The megazoom usually feature some weaknesses on the edge of the frame – is it also true for the tested Nikkor? Let’s find out.

Nikon Nikkor AF-S DX 18-300 mm f/3.5-6.3G ED VR - Image resolution


Unfortunately you can say you deal here with one big Achilles heel practically at all focal lengths. The lens never exceeds the decency level even if you stop down the aperture in a significant way. It was clearly a kind of strategy of Nikon optics specialists – the image quality in the frame centre was an absolute priority and the good correction of basic optical aberrations on the edge of the sensor was neglected.
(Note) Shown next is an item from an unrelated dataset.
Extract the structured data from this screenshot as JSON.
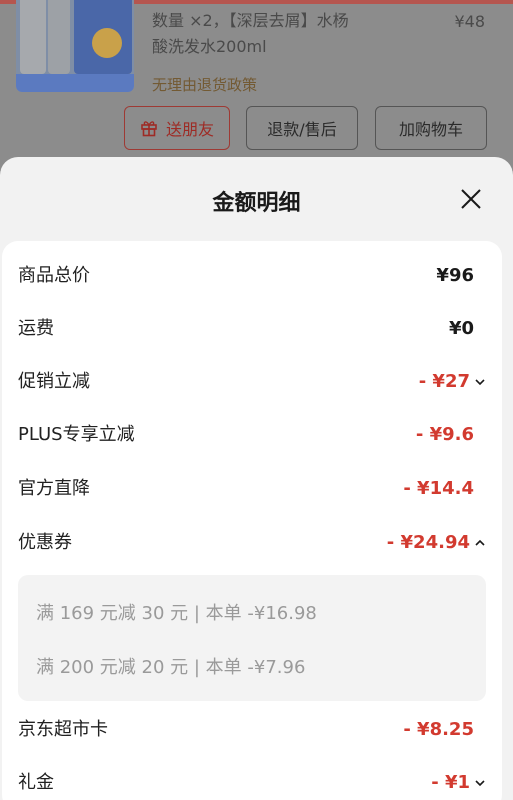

How the newer lens compares to its predecessor? The assessment depends on the focal length. At 18 mm it is almost a draw, in the 50-200 mm range the older device prevails and at the maximum focal length the new lens is better, with noticeably higher MTF values.

Our overall assessment of the new Nikkor is definitely better than the assessment of its predecessor, which was able to prevail in our test only on the edge of the frame. The new Nikkor 18-300 mm has distinctly better and more even results in the frame centre for a change. Unfortunately none of those instruments offers any assets which would make them defeat the much cheaper Tamron 16-300 mm which additionally comes with more useful focal range. If there is no visible difference why overpay?

Traditionally we end this chapter with crops taken from photos of our test scene in the frame centre. It’s worth reminding here that these are JPEG files saved along RAW files we used for the analysis above.

D7000, JPEG, 18 mm, f/5.6
Nikon Nikkor AF-S DX 18-300 mm f/3.5-6.3G ED VR - Image resolution
D7000, JPEG, 300 mm, f/6.3
Nikon Nikkor AF-S DX 18-300 mm f/3.5-6.3G ED VR - Image resolution